### Requirement
From the data that follows, copy every line with the string "this".

### Entries supplied

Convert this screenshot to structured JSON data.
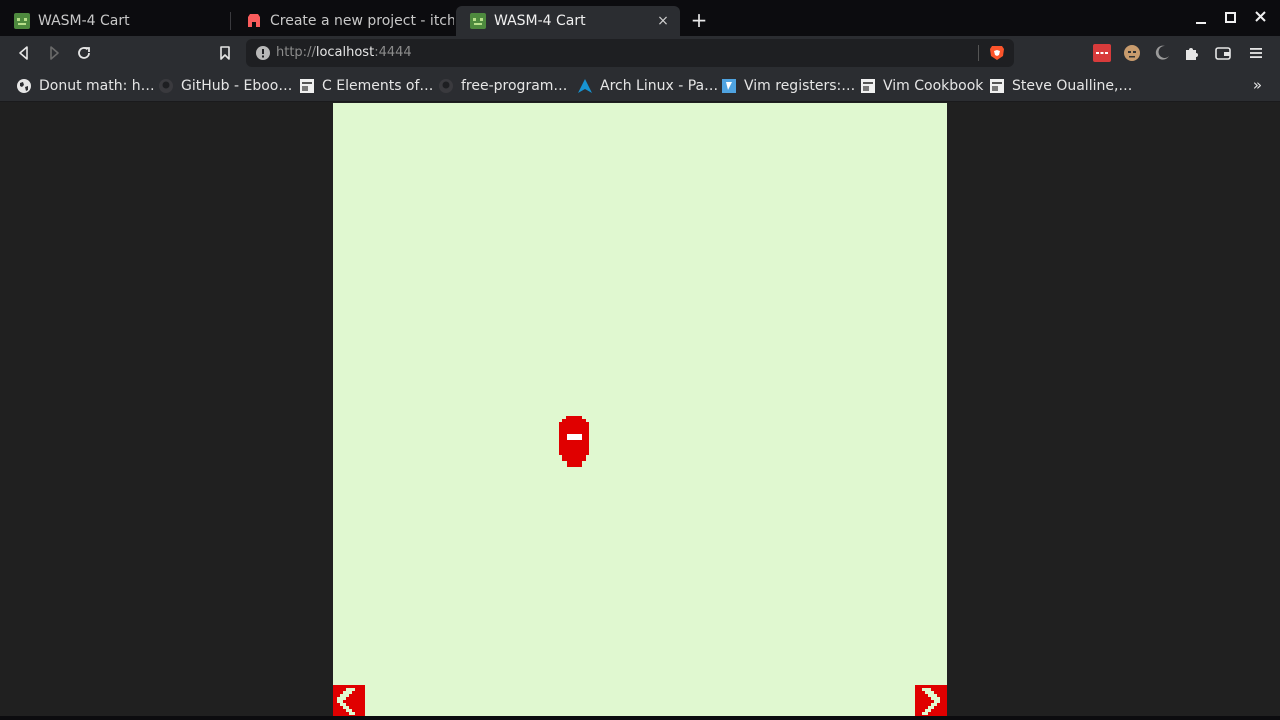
{
  "tabs": [
    {
      "title": "WASM-4 Cart",
      "favicon": "wasm4-icon",
      "active": false
    },
    {
      "title": "Create a new project - itch.io",
      "favicon": "itchio-icon",
      "active": false
    },
    {
      "title": "WASM-4 Cart",
      "favicon": "wasm4-icon",
      "active": true,
      "close": "×"
    }
  ],
  "new_tab_label": "+",
  "address_bar": {
    "scheme": "http://",
    "host": "localhost",
    "port": ":4444"
  },
  "bookmarks": [
    {
      "label": "Donut math: h…",
      "icon": "globe-icon"
    },
    {
      "label": "GitHub - Eboo…",
      "icon": "github-icon"
    },
    {
      "label": "C Elements of…",
      "icon": "page-icon"
    },
    {
      "label": "free-program…",
      "icon": "github-icon"
    },
    {
      "label": "Arch Linux - Pa…",
      "icon": "arch-icon"
    },
    {
      "label": "Vim registers:…",
      "icon": "vim-icon"
    },
    {
      "label": "Vim Cookbook",
      "icon": "page-icon"
    },
    {
      "label": "Steve Oualline,…",
      "icon": "page-icon"
    }
  ],
  "bookmarks_overflow": "»",
  "game": {
    "background_color": "#e0f8d0",
    "sprite_color": "#e00000",
    "left_arrow": "chevron-left-icon",
    "right_arrow": "chevron-right-icon"
  },
  "colors": {
    "chrome_dark": "#0c0c0f",
    "toolbar": "#2b2d31",
    "brave_orange": "#fb542b"
  }
}
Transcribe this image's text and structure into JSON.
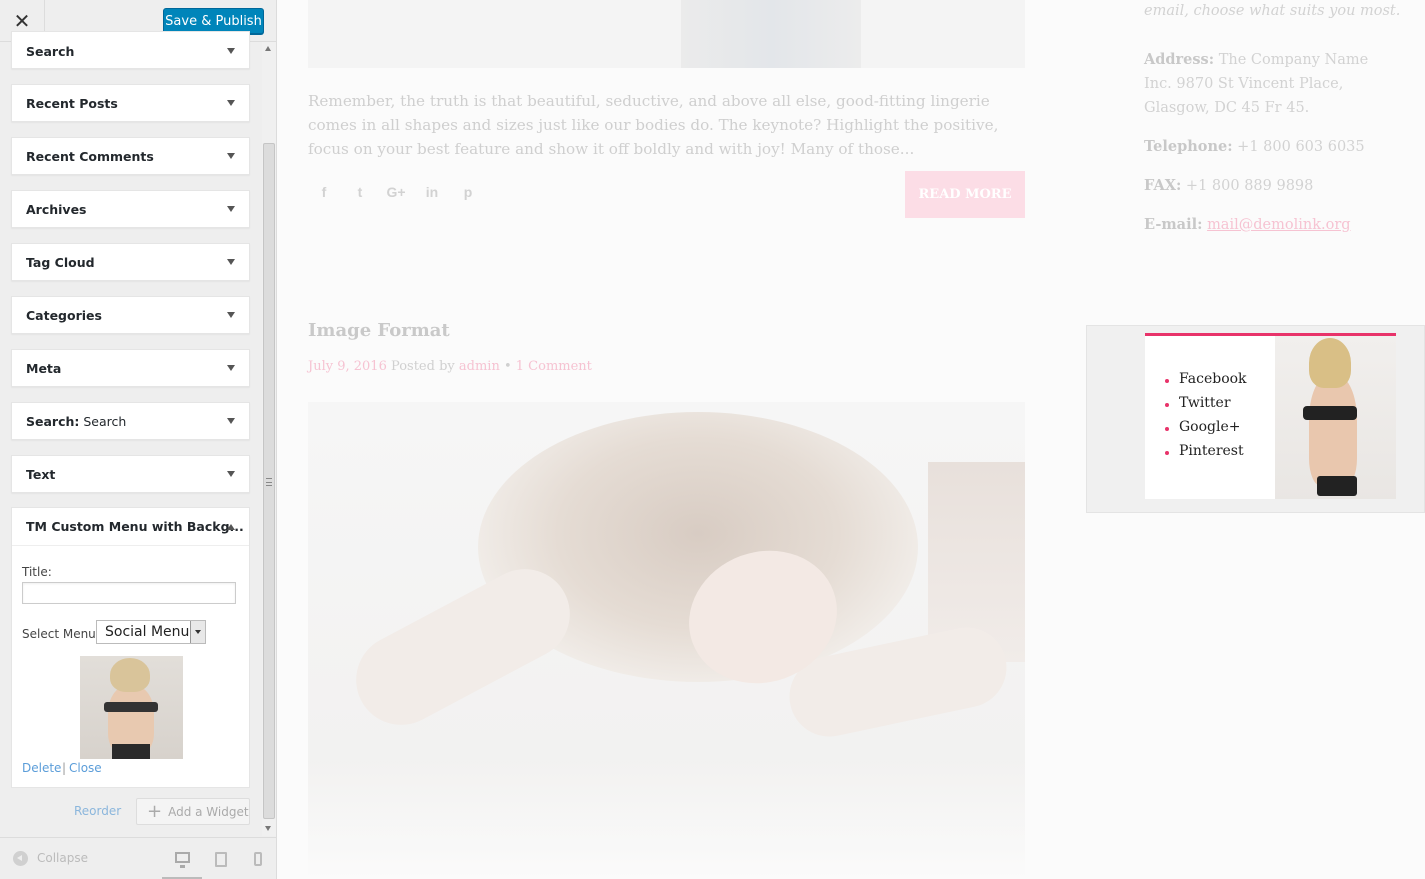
{
  "topbar": {
    "close_symbol": "✕",
    "publish_label": "Save & Publish"
  },
  "widgets": [
    {
      "title": "Search",
      "subtitle": ""
    },
    {
      "title": "Recent Posts",
      "subtitle": ""
    },
    {
      "title": "Recent Comments",
      "subtitle": ""
    },
    {
      "title": "Archives",
      "subtitle": ""
    },
    {
      "title": "Tag Cloud",
      "subtitle": ""
    },
    {
      "title": "Categories",
      "subtitle": ""
    },
    {
      "title": "Meta",
      "subtitle": ""
    },
    {
      "title": "Search:",
      "subtitle": " Search"
    },
    {
      "title": "Text",
      "subtitle": ""
    }
  ],
  "expanded_widget": {
    "title": "TM Custom Menu with Backg...",
    "title_label": "Title:",
    "title_value": "",
    "select_label": "Select Menu:",
    "select_value": "Social Menu",
    "delete_label": "Delete",
    "separator": "|",
    "close_label": "Close"
  },
  "panel_actions": {
    "reorder_label": "Reorder",
    "add_widget_label": "Add a Widget",
    "add_icon": "+"
  },
  "footer": {
    "collapse_label": "Collapse",
    "devices": [
      "desktop-icon",
      "tablet-icon",
      "mobile-icon"
    ]
  },
  "preview": {
    "excerpt": "Remember, the truth is that beautiful, seductive, and above all else, good-fitting lingerie comes in all shapes and sizes just like our bodies do. The keynote? Highlight the positive, focus on your best feature and show it off boldly and with joy! Many of those...",
    "social_icons": [
      "f",
      "t",
      "G+",
      "in",
      "p"
    ],
    "read_more": "Read more",
    "post_title": "Image Format",
    "post_date": "July 9, 2016",
    "posted_by": "Posted by",
    "author": "admin",
    "dot": "•",
    "comments": "1 Comment",
    "contact": {
      "intro": "email, choose what suits you most.",
      "address_label": "Address:",
      "address_value": "The Company Name Inc. 9870 St Vincent Place, Glasgow, DC 45 Fr 45.",
      "phone_label": "Telephone:",
      "phone_value": "+1 800 603 6035",
      "fax_label": "FAX:",
      "fax_value": "+1 800 889 9898",
      "email_label": "E-mail:",
      "email_value": "mail@demolink.org"
    },
    "social_menu": [
      "Facebook",
      "Twitter",
      "Google+",
      "Pinterest"
    ],
    "accent_color": "#e8336a"
  }
}
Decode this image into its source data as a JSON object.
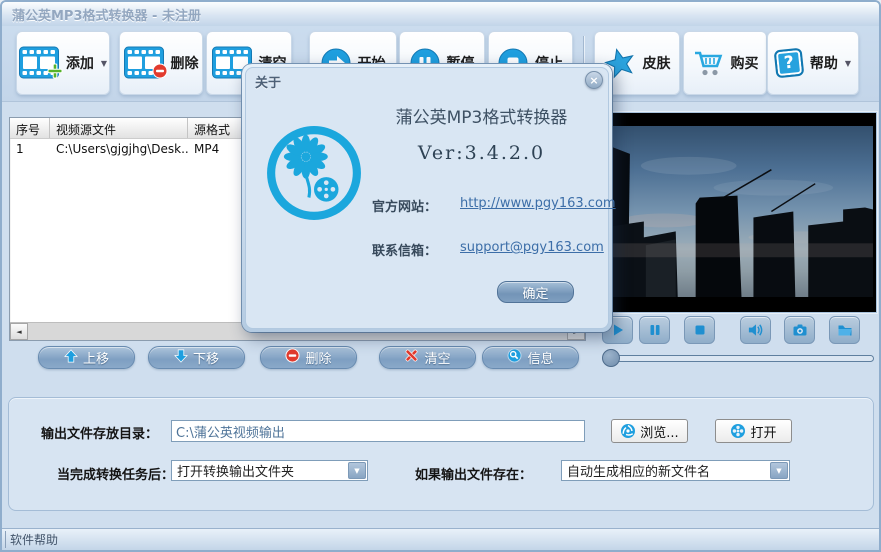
{
  "window": {
    "title": "蒲公英MP3格式转换器 - 未注册"
  },
  "icons": {
    "caret": "▼",
    "close": "×",
    "scroll_left": "◄",
    "scroll_right": "►",
    "help_glyph": "?"
  },
  "toolbar": {
    "add": "添加",
    "remove": "删除",
    "clear": "清空",
    "start": "开始",
    "pause": "暂停",
    "stop": "停止",
    "skin": "皮肤",
    "buy": "购买",
    "help": "帮助"
  },
  "file_table": {
    "columns": [
      "序号",
      "视频源文件",
      "源格式"
    ],
    "rows": [
      {
        "no": "1",
        "path": "C:\\Users\\gjgjhg\\Desk...",
        "format": "MP4"
      }
    ]
  },
  "list_actions": {
    "move_up": "上移",
    "move_down": "下移",
    "remove": "删除",
    "clear": "清空",
    "info": "信息"
  },
  "output_panel": {
    "dir_label": "输出文件存放目录：",
    "dir_value": "C:\\蒲公英视频输出",
    "browse": "浏览...",
    "open": "打开",
    "after_label": "当完成转换任务后：",
    "after_value": "打开转换输出文件夹",
    "exists_label": "如果输出文件存在：",
    "exists_value": "自动生成相应的新文件名"
  },
  "about_dialog": {
    "title": "关于",
    "app_name": "蒲公英MP3格式转换器",
    "version": "Ver:3.4.2.0",
    "website_label": "官方网站：",
    "website_url": "http://www.pgy163.com",
    "email_label": "联系信箱：",
    "email": "support@pgy163.com",
    "ok": "确定"
  },
  "statusbar": {
    "text": "软件帮助"
  },
  "colors": {
    "accent_cyan": "#1ba7dd",
    "steel_blue": "#7f9fc0",
    "link_blue": "#3c6ea8",
    "window_bg": "#cfdeee"
  }
}
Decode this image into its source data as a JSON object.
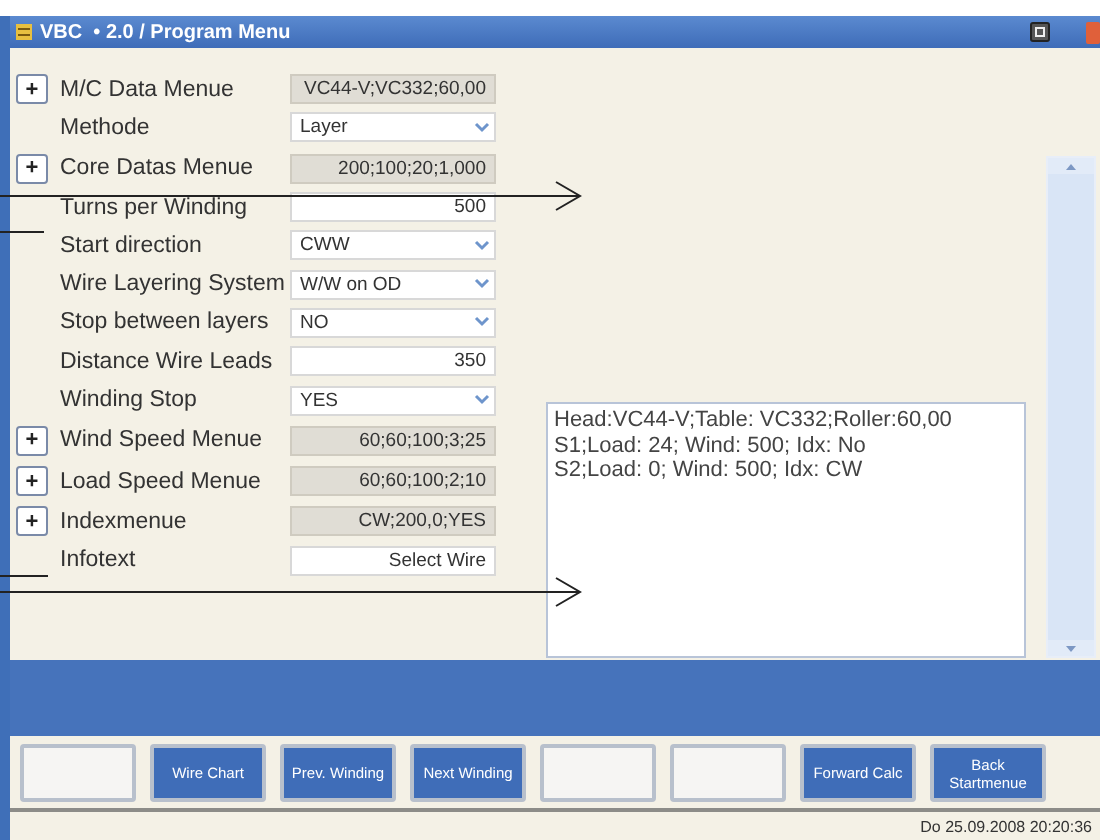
{
  "window": {
    "title": "VBC  • 2.0 / Program Menu"
  },
  "form": [
    {
      "kind": "menu",
      "expand": "+",
      "label": "M/C Data Menue",
      "value": "VC44-V;VC332;60,00"
    },
    {
      "kind": "select",
      "label": "Methode",
      "value": "Layer"
    },
    {
      "kind": "menu",
      "expand": "+",
      "label": "Core Datas Menue",
      "value": "200;100;20;1,000"
    },
    {
      "kind": "input",
      "label": "Turns per Winding",
      "value": "500"
    },
    {
      "kind": "select",
      "label": "Start direction",
      "value": "CWW"
    },
    {
      "kind": "select",
      "label": "Wire Layering System",
      "value": "W/W on OD"
    },
    {
      "kind": "select",
      "label": "Stop between layers",
      "value": "NO"
    },
    {
      "kind": "input",
      "label": "Distance Wire Leads",
      "value": "350"
    },
    {
      "kind": "select",
      "label": "Winding Stop",
      "value": "YES"
    },
    {
      "kind": "menu",
      "expand": "+",
      "label": "Wind Speed Menue",
      "value": "60;60;100;3;25"
    },
    {
      "kind": "menu",
      "expand": "+",
      "label": "Load Speed Menue",
      "value": "60;60;100;2;10"
    },
    {
      "kind": "menu",
      "expand": "+",
      "label": "Indexmenue",
      "value": "CW;200,0;YES"
    },
    {
      "kind": "input",
      "label": "Infotext",
      "value": "Select Wire"
    }
  ],
  "summary": [
    "Head:VC44-V;Table: VC332;Roller:60,00",
    "S1;Load: 24; Wind: 500; Idx: No",
    "S2;Load: 0; Wind: 500; Idx: CW"
  ],
  "buttons": [
    {
      "kind": "blank"
    },
    {
      "kind": "action",
      "label": "Wire Chart"
    },
    {
      "kind": "action",
      "label": "Prev. Winding"
    },
    {
      "kind": "action",
      "label": "Next Winding"
    },
    {
      "kind": "blank"
    },
    {
      "kind": "blank"
    },
    {
      "kind": "action",
      "label": "Forward Calc"
    },
    {
      "kind": "action",
      "label": "Back\nStartmenue"
    }
  ],
  "status_bar": {
    "datetime": "Do 25.09.2008 20:20:36"
  }
}
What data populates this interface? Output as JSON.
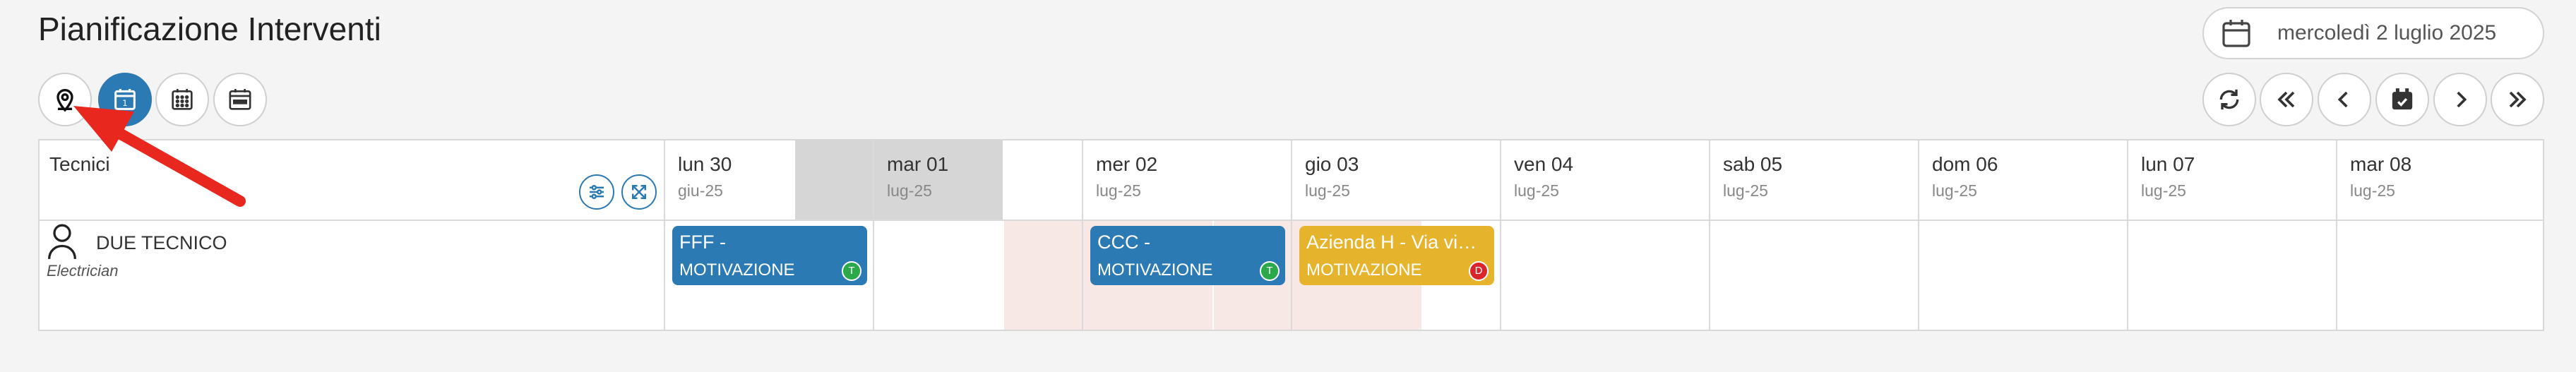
{
  "header": {
    "title": "Pianificazione Interventi",
    "date": "mercoledì 2 luglio 2025"
  },
  "view_buttons": [
    {
      "icon": "map-pin-icon"
    },
    {
      "icon": "calendar-day-icon"
    },
    {
      "icon": "calendar-grid-icon"
    },
    {
      "icon": "calendar-week-icon"
    }
  ],
  "nav_buttons": [
    {
      "icon": "refresh-icon"
    },
    {
      "icon": "double-left-icon"
    },
    {
      "icon": "left-icon"
    },
    {
      "icon": "calendar-today-icon"
    },
    {
      "icon": "right-icon"
    },
    {
      "icon": "double-right-icon"
    }
  ],
  "grid": {
    "tech_header": "Tecnici",
    "days": [
      {
        "name": "lun 30",
        "month": "giu-25"
      },
      {
        "name": "mar 01",
        "month": "lug-25"
      },
      {
        "name": "mer 02",
        "month": "lug-25"
      },
      {
        "name": "gio 03",
        "month": "lug-25"
      },
      {
        "name": "ven 04",
        "month": "lug-25"
      },
      {
        "name": "sab 05",
        "month": "lug-25"
      },
      {
        "name": "dom 06",
        "month": "lug-25"
      },
      {
        "name": "lun 07",
        "month": "lug-25"
      },
      {
        "name": "mar 08",
        "month": "lug-25"
      }
    ],
    "technicians": [
      {
        "name": "DUE TECNICO",
        "role": "Electrician",
        "events": [
          {
            "title": "FFF -",
            "subtitle": "MOTIVAZIONE",
            "badge": "T",
            "color": "#2b7ab3",
            "badge_color": "#2aa84a"
          },
          {
            "title": "CCC -",
            "subtitle": "MOTIVAZIONE",
            "badge": "T",
            "color": "#2b7ab3",
            "badge_color": "#2aa84a"
          },
          {
            "title": "Azienda H - Via viani...",
            "subtitle": "MOTIVAZIONE",
            "badge": "D",
            "color": "#e6b32c",
            "badge_color": "#d9262c"
          }
        ]
      }
    ]
  },
  "colors": {
    "accent": "#2b7ab3",
    "today_header": "#d6d6d6",
    "weekend": "#f7e8e6",
    "annotation_arrow": "#e8281e"
  }
}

### Exercise output
Convert this screenshot to structured JSON data.
Transcribe this image's text and structure into JSON.
Decode this image into its source data as a JSON object.
Decode this image into its source data as a JSON object.
What data populates this interface? Output as JSON.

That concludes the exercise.